The title of the third chapter of this text reveals the symbol and the theme:"My Fool-Saint." This chapter describes the curious fascination that Mrs. Dempster exerts on Dunstable Ramsay, who is of course dogged by massive guilt at the accident that he supposedly caused when he dodged the snowball that his friend threw at him and it hit Mrs. Dempster instead, triggering a premature labour and consigning her to madness. However, what is key for this chapter is the way that as Dunstable Ramsay grows up, his Presbyterian conscience causes him to feel constantly guilty for what he feels was his sin in causing Mrs. Dempster's madness. His interest in religion and in particular hagiography, or the lives of saints, causes him to identify Mrs. Dempster as his own personal saint, or a fool-saint, thanks to the definition provided by Father Regan:
...somebody who seems to be full of holiness and loves everybody and does every good act he can, but because he's a fool it all comes to nothing — to worse than nothing, because it is virtue tainted with madness, and you can't tell where it'll end up.
As the novel progresses it is clear that this governing symbol of the fool-saint is designed for a number of purposes: it allows Ramsay to replace her as simply the victim of his crime and view her as much more than that, and it also allows him to pedestal her as being some kind of model for Ramsay's life.
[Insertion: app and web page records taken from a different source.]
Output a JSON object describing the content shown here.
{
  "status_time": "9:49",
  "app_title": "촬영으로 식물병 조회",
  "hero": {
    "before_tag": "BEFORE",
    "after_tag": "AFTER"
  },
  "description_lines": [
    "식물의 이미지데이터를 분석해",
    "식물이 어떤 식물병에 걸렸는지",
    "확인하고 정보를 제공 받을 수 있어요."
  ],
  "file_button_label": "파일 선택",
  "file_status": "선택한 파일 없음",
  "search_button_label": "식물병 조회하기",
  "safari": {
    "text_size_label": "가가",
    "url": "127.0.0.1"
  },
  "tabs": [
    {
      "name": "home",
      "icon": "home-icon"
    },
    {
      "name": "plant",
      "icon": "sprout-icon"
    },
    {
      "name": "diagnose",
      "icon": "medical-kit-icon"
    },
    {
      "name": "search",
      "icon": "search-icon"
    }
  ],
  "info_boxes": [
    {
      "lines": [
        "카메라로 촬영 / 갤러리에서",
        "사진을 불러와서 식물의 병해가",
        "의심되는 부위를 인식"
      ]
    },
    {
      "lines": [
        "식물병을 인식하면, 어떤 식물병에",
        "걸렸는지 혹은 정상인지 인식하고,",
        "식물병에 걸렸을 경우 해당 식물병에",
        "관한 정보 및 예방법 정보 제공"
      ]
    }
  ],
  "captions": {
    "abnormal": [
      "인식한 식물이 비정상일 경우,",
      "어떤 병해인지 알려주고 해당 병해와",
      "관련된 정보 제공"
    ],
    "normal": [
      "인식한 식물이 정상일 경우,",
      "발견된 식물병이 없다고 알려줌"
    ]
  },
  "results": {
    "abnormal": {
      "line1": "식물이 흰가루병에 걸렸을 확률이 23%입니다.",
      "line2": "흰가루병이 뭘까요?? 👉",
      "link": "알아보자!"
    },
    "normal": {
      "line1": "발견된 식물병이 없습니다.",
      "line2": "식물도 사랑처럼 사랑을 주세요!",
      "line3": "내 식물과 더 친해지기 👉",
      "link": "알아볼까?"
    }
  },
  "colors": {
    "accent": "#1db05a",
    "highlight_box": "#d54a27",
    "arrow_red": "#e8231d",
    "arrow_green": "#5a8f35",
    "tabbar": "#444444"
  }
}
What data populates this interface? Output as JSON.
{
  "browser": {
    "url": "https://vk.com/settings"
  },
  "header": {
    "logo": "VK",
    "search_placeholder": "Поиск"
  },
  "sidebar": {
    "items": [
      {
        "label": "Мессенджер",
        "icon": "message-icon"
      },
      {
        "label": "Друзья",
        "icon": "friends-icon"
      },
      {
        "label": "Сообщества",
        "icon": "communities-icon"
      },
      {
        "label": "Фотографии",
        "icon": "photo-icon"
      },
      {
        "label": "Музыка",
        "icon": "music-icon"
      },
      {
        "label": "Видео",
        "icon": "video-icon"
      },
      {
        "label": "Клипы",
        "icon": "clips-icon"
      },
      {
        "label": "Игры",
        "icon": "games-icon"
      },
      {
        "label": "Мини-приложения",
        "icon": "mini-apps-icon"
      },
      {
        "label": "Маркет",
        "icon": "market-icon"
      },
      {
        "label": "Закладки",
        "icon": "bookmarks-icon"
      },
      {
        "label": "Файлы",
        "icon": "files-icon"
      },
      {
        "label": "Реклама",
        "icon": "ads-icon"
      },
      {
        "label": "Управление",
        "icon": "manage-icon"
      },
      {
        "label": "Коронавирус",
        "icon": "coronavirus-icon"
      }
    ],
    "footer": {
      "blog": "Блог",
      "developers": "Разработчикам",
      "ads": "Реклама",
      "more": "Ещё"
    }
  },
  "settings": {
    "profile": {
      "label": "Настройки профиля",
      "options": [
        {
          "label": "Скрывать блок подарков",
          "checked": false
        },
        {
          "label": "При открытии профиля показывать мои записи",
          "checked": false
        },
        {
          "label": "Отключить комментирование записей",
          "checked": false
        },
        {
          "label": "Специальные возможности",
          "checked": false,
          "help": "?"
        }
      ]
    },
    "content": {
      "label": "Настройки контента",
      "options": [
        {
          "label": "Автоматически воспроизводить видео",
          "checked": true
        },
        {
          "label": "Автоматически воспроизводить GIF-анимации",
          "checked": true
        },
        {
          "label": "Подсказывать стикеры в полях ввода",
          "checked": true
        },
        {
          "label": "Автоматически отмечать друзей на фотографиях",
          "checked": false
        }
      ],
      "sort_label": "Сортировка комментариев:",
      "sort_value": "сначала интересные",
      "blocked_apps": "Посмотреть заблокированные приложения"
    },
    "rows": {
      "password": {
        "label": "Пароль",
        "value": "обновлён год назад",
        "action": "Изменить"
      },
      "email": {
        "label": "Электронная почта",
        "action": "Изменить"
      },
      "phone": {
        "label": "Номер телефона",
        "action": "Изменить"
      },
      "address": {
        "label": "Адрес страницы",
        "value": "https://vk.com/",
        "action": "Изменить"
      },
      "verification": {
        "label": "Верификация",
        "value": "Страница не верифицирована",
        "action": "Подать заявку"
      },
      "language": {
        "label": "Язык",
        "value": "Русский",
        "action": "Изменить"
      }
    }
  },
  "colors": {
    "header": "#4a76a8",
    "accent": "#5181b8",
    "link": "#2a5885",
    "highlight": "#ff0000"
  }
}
The rest of the novel, particularly its concluding part, involves Ramsay's realisation of how it has been unhelpful for him to mythologise her and to attribute supernatural acts to her. The symbol of the fool-saint in this chapter is therefore strongly related to the theme of guilt and also Ramsay's response to that guilt.